- Limit Access to News and Social Media Articles: Depending on the age or maturity level of children, they may not need to know every detail of the current situation, but they should understand the importance of “social distancing.”
- Communicate in a Calm and Direct Manner: When discussing the COVID-19 crisis, it is important to be factual and honest, while still reassuring children that you are doing everything you can to keep them safe.
- Set Up Skype, FaceTime or Other Video Connections: Allowing you and your children to connect with friends in this manner will help you not feel as socially isolated. Zoom has a free plan and is very user-friendly.
While there are no “one-size-fits-all” solutions to the inevitable emotional, physical and relational challenges families will face during this time of pandemic, it is possible to ease the burden by maintaining familiar routines and creating new, pleasurable ones. If possible, try to embrace and enhance the moments of grace during this time of great pause and uncertainty.
For more guidance, view information from the National Association of School Psychologists.
Julee Vitello, M.Ed., CAGS is an adjunct professor of psychology at Medaille College, with a part-time Mindfulness/SEL coaching & consulting practice, Julee Vee Mindfulness/SEL Coaching. Julee is a school psychologist with 25 years experience practicing in the public schools in the Boston, Massachusetts metropolitan area.

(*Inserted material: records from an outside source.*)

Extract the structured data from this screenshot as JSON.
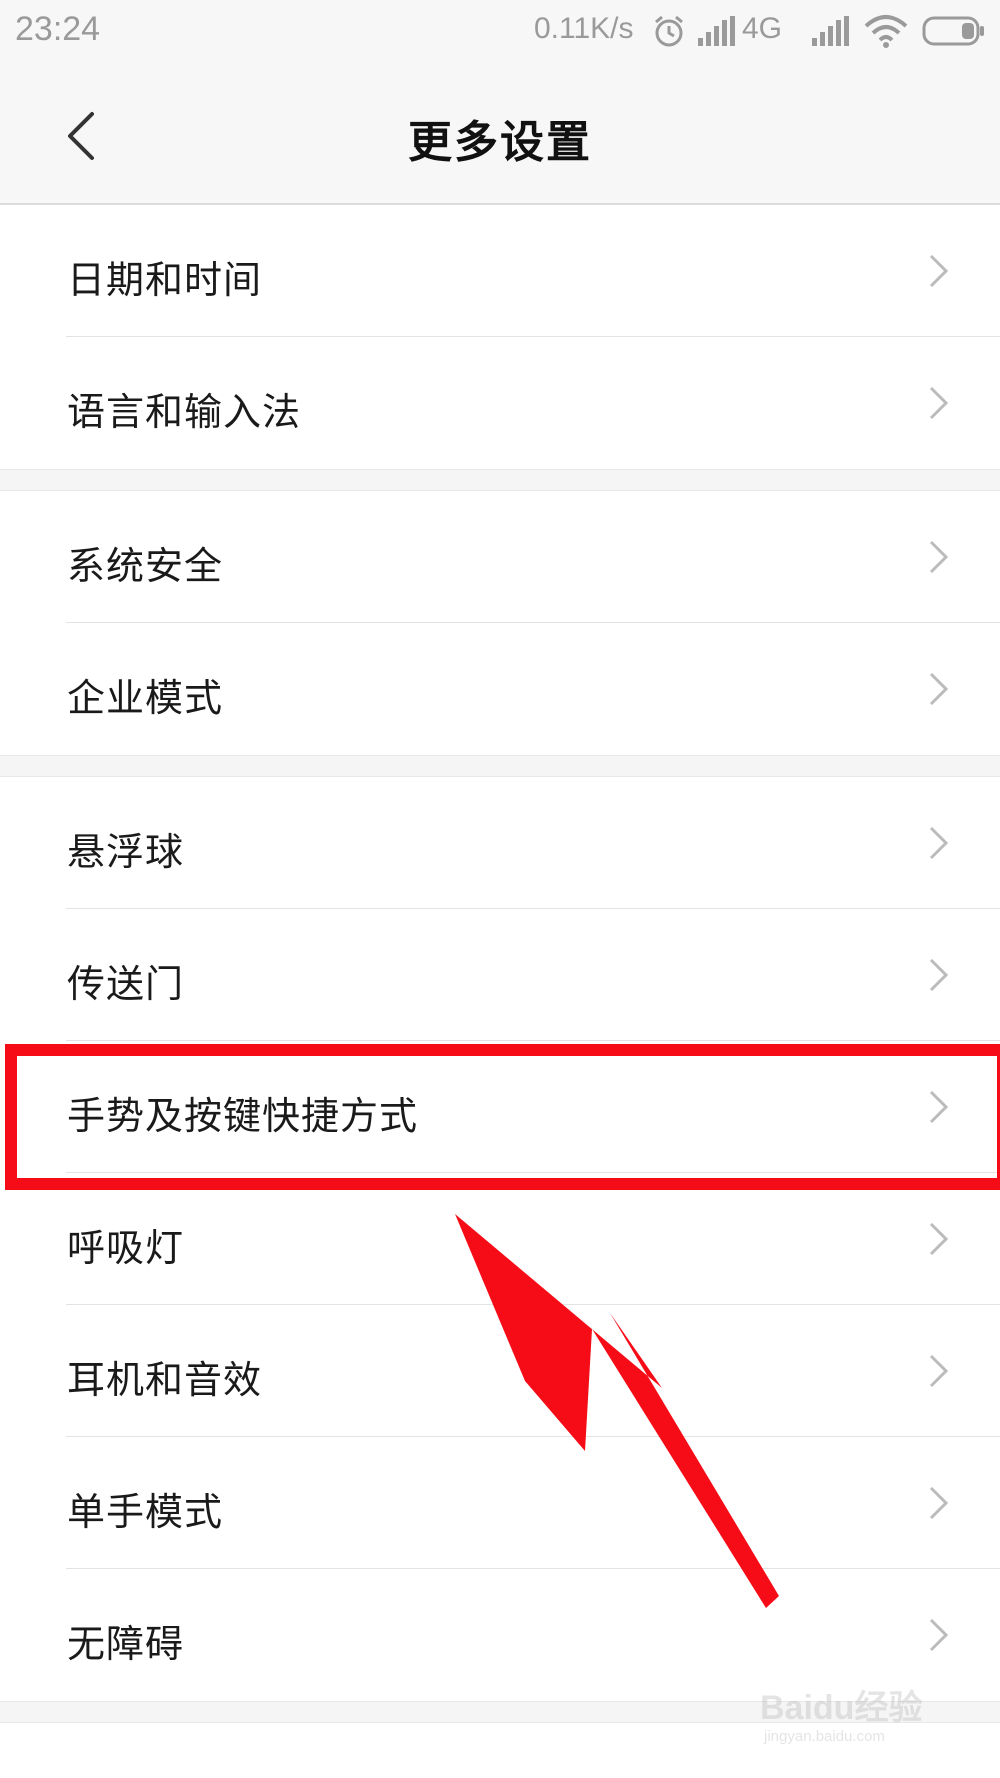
{
  "status": {
    "time": "23:24",
    "speed": "0.11K/s",
    "network": "4G",
    "icons": [
      "alarm-icon",
      "signal-icon",
      "signal-icon-2",
      "wifi-icon",
      "battery-icon"
    ]
  },
  "header": {
    "title": "更多设置",
    "back_icon": "back-arrow-icon"
  },
  "groups": [
    {
      "items": [
        {
          "label": "日期和时间"
        },
        {
          "label": "语言和输入法"
        }
      ]
    },
    {
      "items": [
        {
          "label": "系统安全"
        },
        {
          "label": "企业模式"
        }
      ]
    },
    {
      "items": [
        {
          "label": "悬浮球"
        },
        {
          "label": "传送门"
        },
        {
          "label": "手势及按键快捷方式"
        },
        {
          "label": "呼吸灯"
        },
        {
          "label": "耳机和音效"
        },
        {
          "label": "单手模式"
        },
        {
          "label": "无障碍"
        }
      ]
    }
  ],
  "annotation": {
    "highlight_color": "#f60c17",
    "highlighted_item": "手势及按键快捷方式"
  },
  "watermark": {
    "text": "Baidu经验",
    "url": "jingyan.baidu.com"
  }
}
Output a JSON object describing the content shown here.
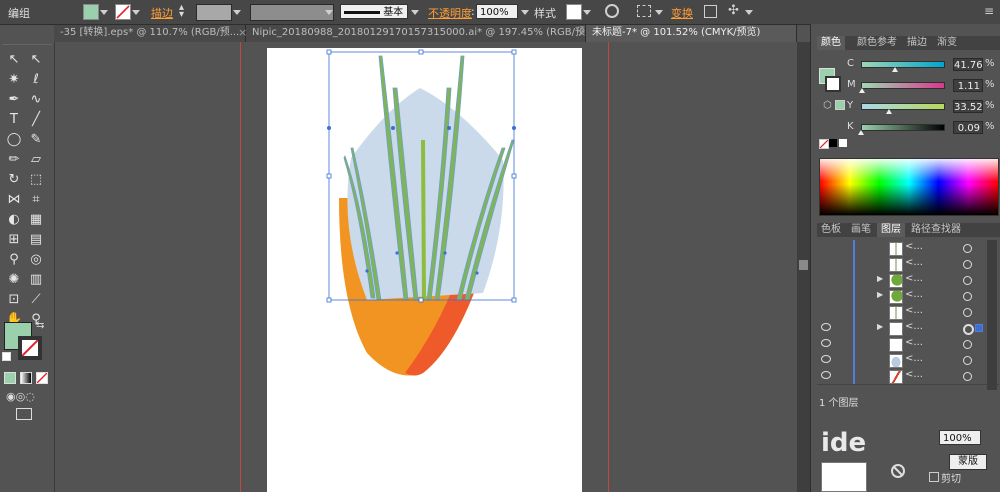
{
  "control_bar": {
    "group_label": "编组",
    "fill_color": "#9ad0ac",
    "stroke_label": "描边",
    "stroke_style_label": "基本",
    "opacity_label": "不透明度",
    "opacity_value": "100%",
    "style_label": "样式",
    "transform_label": "变换"
  },
  "tabs": [
    {
      "label": "-35 [转换].eps* @ 110.7% (RGB/预..."
    },
    {
      "label": "Nipic_20180988_20180129170157315000.ai* @ 197.45% (RGB/预..."
    },
    {
      "label": "未标题-7* @ 101.52% (CMYK/预览)"
    }
  ],
  "tab_close_glyph": "×",
  "color_panel": {
    "tabs": [
      "颜色",
      "颜色参考",
      "描边",
      "渐变"
    ],
    "channels": [
      {
        "name": "C",
        "value": "41.76",
        "fraction": 0.42,
        "track": "linear-gradient(90deg,#9fd6b3,#00a6ce)"
      },
      {
        "name": "M",
        "value": "1.11",
        "fraction": 0.01,
        "track": "linear-gradient(90deg,#9fd6b3,#d8398d)"
      },
      {
        "name": "Y",
        "value": "33.52",
        "fraction": 0.34,
        "track": "linear-gradient(90deg,#a9d7ea,#b6d95b)"
      },
      {
        "name": "K",
        "value": "0.09",
        "fraction": 0.0,
        "track": "linear-gradient(90deg,#9ad0ac,#000000)"
      }
    ]
  },
  "layers_panel": {
    "tabs": [
      "色板",
      "画笔",
      "图层",
      "路径查找器"
    ],
    "rows": [
      {
        "name": "<...",
        "thumb": "stroke",
        "visible": false,
        "expand": false,
        "selected": false
      },
      {
        "name": "<...",
        "thumb": "stroke",
        "visible": false,
        "expand": false,
        "selected": false
      },
      {
        "name": "<...",
        "thumb": "leaf",
        "visible": false,
        "expand": true,
        "selected": false
      },
      {
        "name": "<...",
        "thumb": "leaf",
        "visible": false,
        "expand": true,
        "selected": false
      },
      {
        "name": "<...",
        "thumb": "stroke",
        "visible": false,
        "expand": false,
        "selected": false
      },
      {
        "name": "<...",
        "thumb": "blank",
        "visible": true,
        "expand": true,
        "selected": true
      },
      {
        "name": "<...",
        "thumb": "blank",
        "visible": true,
        "expand": false,
        "selected": false
      },
      {
        "name": "<...",
        "thumb": "blob",
        "visible": true,
        "expand": false,
        "selected": false
      },
      {
        "name": "<...",
        "thumb": "red",
        "visible": true,
        "expand": false,
        "selected": false
      }
    ],
    "footer_count": "1 个图层"
  },
  "transparency_panel": {
    "opacity_value": "100%",
    "mask_button": "蒙版",
    "clip_label": "剪切",
    "watermark_text": "ide"
  }
}
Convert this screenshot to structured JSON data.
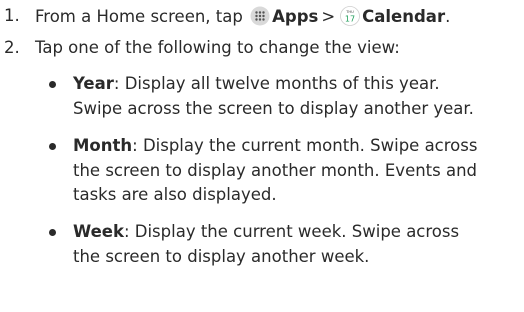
{
  "steps": [
    {
      "number": "1.",
      "prefix": "From a Home screen, tap",
      "apps_label": "Apps",
      "separator": ">",
      "calendar_label": "Calendar",
      "calendar_icon_day": "THU",
      "calendar_icon_date": "17"
    },
    {
      "number": "2.",
      "text": "Tap one of the following to change the view:"
    }
  ],
  "bullets": [
    {
      "term": "Year",
      "line1": ": Display all twelve months of this year.",
      "line2": "Swipe across the screen to display another year."
    },
    {
      "term": "Month",
      "line1": ": Display the current month. Swipe across",
      "line2": "the screen to display another month. Events and",
      "line3": "tasks are also displayed."
    },
    {
      "term": "Week",
      "line1": ": Display the current week. Swipe across",
      "line2": "the screen to display another week."
    }
  ],
  "colors": {
    "text": "#2a2a2a",
    "apps_icon_bg": "#d9d9d9",
    "calendar_accent": "#1f9e5a"
  },
  "icons": {
    "apps": "apps-grid-icon",
    "calendar": "calendar-icon"
  }
}
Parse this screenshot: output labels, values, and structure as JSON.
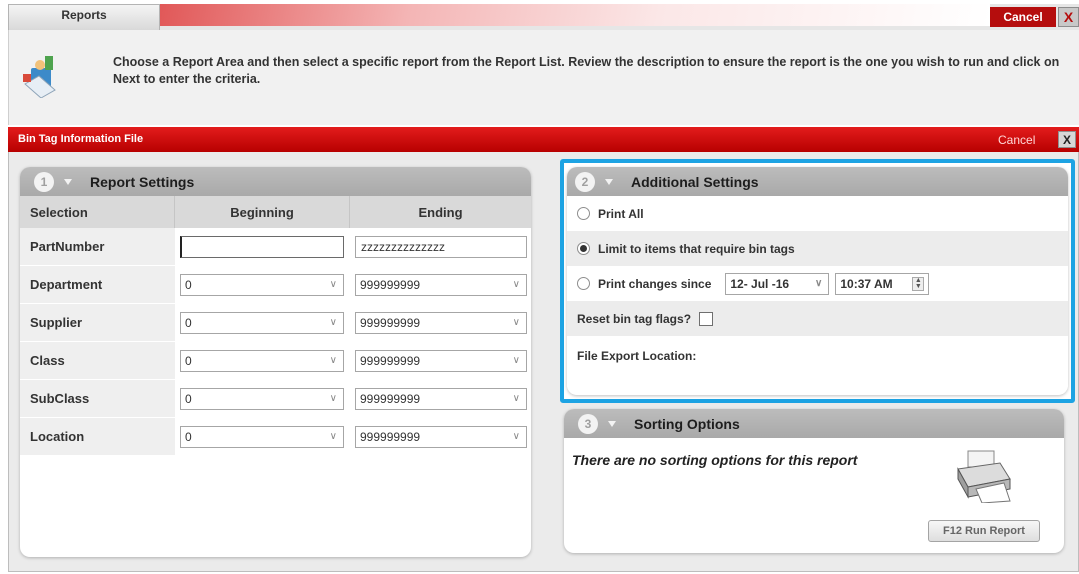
{
  "top": {
    "tab_label": "Reports",
    "cancel_label": "Cancel",
    "close_label": "X"
  },
  "instructions": {
    "text": "Choose a Report Area and then select a specific report from the Report List. Review the description to ensure the report is the one you wish to run and click on Next to enter the criteria.",
    "icon": "report-wizard-icon"
  },
  "window": {
    "title": "Bin Tag Information File",
    "cancel_label": "Cancel",
    "close_label": "X"
  },
  "report_settings": {
    "step": "1",
    "title": "Report Settings",
    "columns": [
      "Selection",
      "Beginning",
      "Ending"
    ],
    "rows": [
      {
        "label": "PartNumber",
        "beginning": "",
        "ending": "zzzzzzzzzzzzzz",
        "type": "text"
      },
      {
        "label": "Department",
        "beginning": "0",
        "ending": "999999999",
        "type": "select"
      },
      {
        "label": "Supplier",
        "beginning": "0",
        "ending": "999999999",
        "type": "select"
      },
      {
        "label": "Class",
        "beginning": "0",
        "ending": "999999999",
        "type": "select"
      },
      {
        "label": "SubClass",
        "beginning": "0",
        "ending": "999999999",
        "type": "select"
      },
      {
        "label": "Location",
        "beginning": "0",
        "ending": "999999999",
        "type": "select"
      }
    ]
  },
  "additional_settings": {
    "step": "2",
    "title": "Additional Settings",
    "print_all_label": "Print All",
    "limit_label": "Limit to items that require bin tags",
    "changes_label": "Print changes since",
    "changes_date": "12- Jul -16",
    "changes_time": "10:37 AM",
    "reset_label": "Reset bin tag flags?",
    "reset_checked": false,
    "file_export_label": "File Export Location:",
    "selected_option": "limit",
    "highlight_color": "#1da3e3"
  },
  "sorting_options": {
    "step": "3",
    "title": "Sorting Options",
    "message": "There are no sorting options for this report",
    "run_button_label": "F12 Run Report",
    "icon": "printer-icon"
  },
  "colors": {
    "brand_red": "#c00000",
    "highlight_blue": "#1da3e3"
  }
}
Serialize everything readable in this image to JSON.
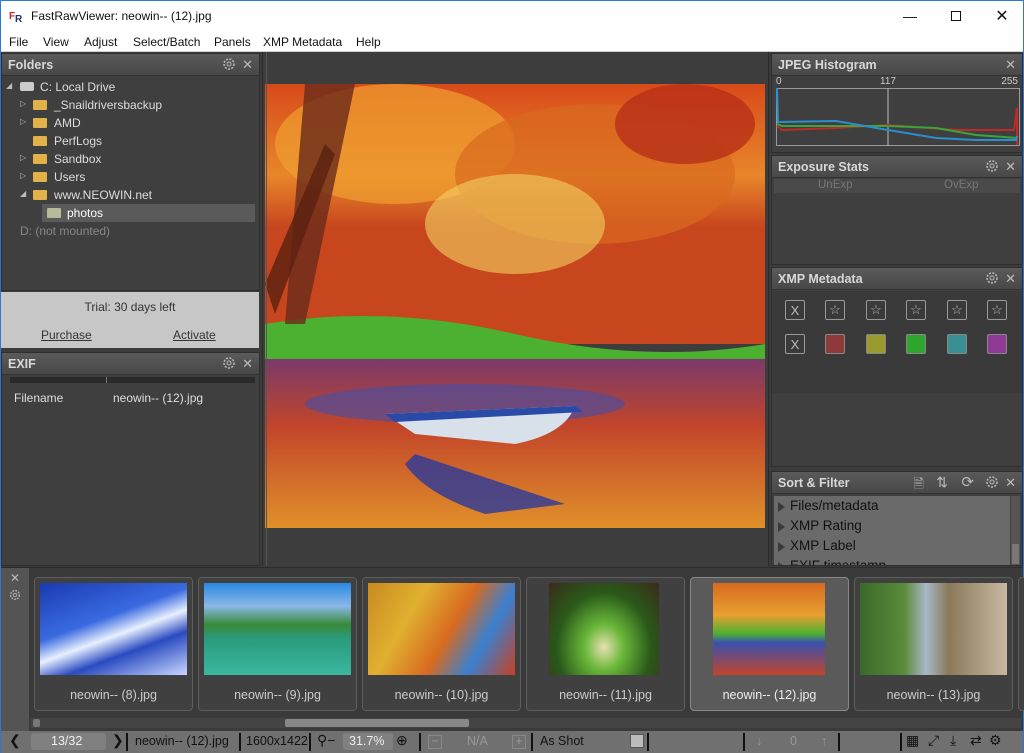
{
  "window": {
    "title": "FastRawViewer: neowin-- (12).jpg",
    "minimize_icon": "minimize-icon",
    "maximize_icon": "maximize-icon",
    "close_icon": "close-icon"
  },
  "menu": [
    "File",
    "View",
    "Adjust",
    "Select/Batch",
    "Panels",
    "XMP Metadata",
    "Help"
  ],
  "folders": {
    "title": "Folders",
    "items": [
      {
        "label": "C: Local Drive",
        "type": "drive",
        "expanded": true
      },
      {
        "label": "_Snaildriversbackup",
        "type": "folder",
        "expandable": true
      },
      {
        "label": "AMD",
        "type": "folder",
        "expandable": true
      },
      {
        "label": "PerfLogs",
        "type": "folder",
        "expandable": false
      },
      {
        "label": "Sandbox",
        "type": "folder",
        "expandable": true
      },
      {
        "label": "Users",
        "type": "folder",
        "expandable": true
      },
      {
        "label": "www.NEOWIN.net",
        "type": "folder",
        "expanded": true
      },
      {
        "label": "photos",
        "type": "folder",
        "selected": true
      },
      {
        "label": "D: (not mounted)",
        "type": "drive-unmounted"
      }
    ]
  },
  "trial": {
    "text": "Trial: 30 days left",
    "purchase": "Purchase",
    "activate": "Activate"
  },
  "exif": {
    "title": "EXIF",
    "rows": [
      {
        "key": "Filename",
        "value": "neowin-- (12).jpg"
      }
    ]
  },
  "histogram": {
    "title": "JPEG Histogram",
    "labels": [
      "0",
      "117",
      "255"
    ],
    "colors": {
      "red": "#c0282a",
      "green": "#3aa53a",
      "blue": "#2a8fd0"
    }
  },
  "exposure": {
    "title": "Exposure Stats",
    "columns": [
      "UnExp",
      "OvExp"
    ]
  },
  "xmp": {
    "title": "XMP Metadata",
    "rating_clear": "X",
    "stars": 5,
    "label_clear": "X",
    "label_colors": [
      "#8f3a3a",
      "#9a9a2e",
      "#2ea62e",
      "#3a8f92",
      "#8f3a92"
    ]
  },
  "sortfilter": {
    "title": "Sort & Filter",
    "items": [
      "Files/metadata",
      "XMP Rating",
      "XMP Label",
      "EXIF timestamp"
    ]
  },
  "filmstrip": {
    "thumbs": [
      {
        "caption": "neowin-- (8).jpg",
        "selected": false
      },
      {
        "caption": "neowin-- (9).jpg",
        "selected": false
      },
      {
        "caption": "neowin-- (10).jpg",
        "selected": false
      },
      {
        "caption": "neowin-- (11).jpg",
        "selected": false
      },
      {
        "caption": "neowin-- (12).jpg",
        "selected": true
      },
      {
        "caption": "neowin-- (13).jpg",
        "selected": false
      }
    ]
  },
  "status": {
    "position": "13/32",
    "filename": "neowin-- (12).jpg",
    "dimensions": "1600x1422",
    "zoom": "31.7%",
    "exposure": "N/A",
    "white_balance": "As Shot",
    "counter": "0"
  }
}
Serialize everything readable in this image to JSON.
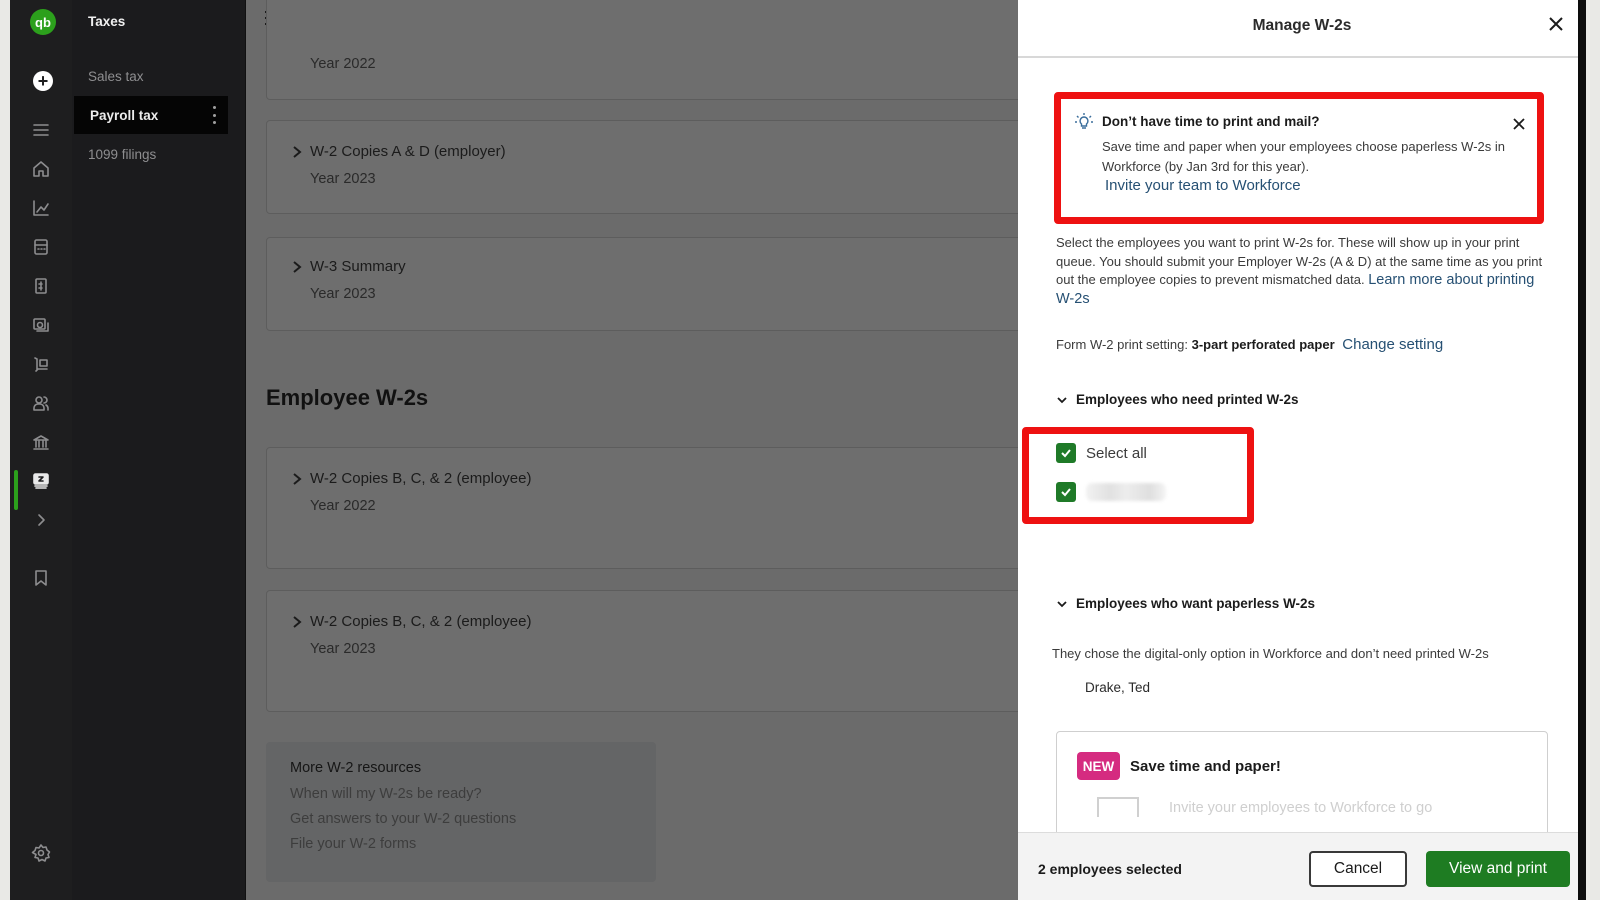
{
  "app": {
    "logo_text": "qb",
    "new_button_symbol": "+"
  },
  "rail": {
    "icons": [
      "menu-icon",
      "home-icon",
      "chart-icon",
      "calculator-icon",
      "invoice-icon",
      "expenses-icon",
      "sales-icon",
      "people-icon",
      "bank-icon",
      "taxes-icon",
      "chevron-right-icon",
      "bookmark-icon",
      "settings-icon"
    ],
    "active": "taxes-icon",
    "accent_color": "#2ca01c"
  },
  "subnav": {
    "title": "Taxes",
    "items": [
      {
        "label": "Sales tax",
        "active": false
      },
      {
        "label": "Payroll tax",
        "active": true
      },
      {
        "label": "1099 filings",
        "active": false
      }
    ]
  },
  "main": {
    "cards_top": [
      {
        "title": "",
        "year": "Year 2022"
      },
      {
        "title": "W-2 Copies A & D (employer)",
        "year": "Year 2023"
      },
      {
        "title": "W-3 Summary",
        "year": "Year 2023"
      }
    ],
    "section_heading": "Employee W-2s",
    "cards_employee": [
      {
        "title": "W-2 Copies B, C, & 2 (employee)",
        "year": "Year 2022"
      },
      {
        "title": "W-2 Copies B, C, & 2 (employee)",
        "year": "Year 2023"
      }
    ],
    "resources": {
      "title": "More W-2 resources",
      "links": [
        "When will my W-2s be ready?",
        "Get answers to your W-2 questions",
        "File your W-2 forms"
      ]
    }
  },
  "drawer": {
    "title": "Manage W-2s",
    "tip": {
      "title": "Don’t have time to print and mail?",
      "body": "Save time and paper when your employees choose paperless W-2s in Workforce (by Jan 3rd for this year).",
      "link": "Invite your team to Workforce"
    },
    "intro": {
      "text": "Select the employees you want to print W-2s for. These will show up in your print queue. You should submit your Employer W-2s (A & D) at the same time as you print out the employee copies to prevent mismatched data.",
      "link": "Learn more about printing W-2s"
    },
    "print_setting": {
      "label": "Form W-2 print setting:",
      "value": "3-part perforated paper",
      "link": "Change setting"
    },
    "need_printed": {
      "heading": "Employees who need printed W-2s",
      "select_all_label": "Select all",
      "select_all_checked": true,
      "employees": [
        {
          "name": "(redacted)",
          "checked": true
        }
      ]
    },
    "paperless": {
      "heading": "Employees who want paperless W-2s",
      "description": "They chose the digital-only option in Workforce and don’t need printed W-2s",
      "employees": [
        "Drake, Ted"
      ]
    },
    "promo": {
      "badge": "NEW",
      "title": "Save time and paper!",
      "text": "Invite your employees to Workforce to go"
    },
    "footer": {
      "selected_count": "2 employees selected",
      "cancel_label": "Cancel",
      "primary_label": "View and print"
    },
    "highlight_color": "#ee1111"
  }
}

She returned “home” to Buffalo in the fall, and in addition to working with private clients in the WNY area, Julee offers workshops on Mindfulness & Social Emotional Learning to public schools. Read more…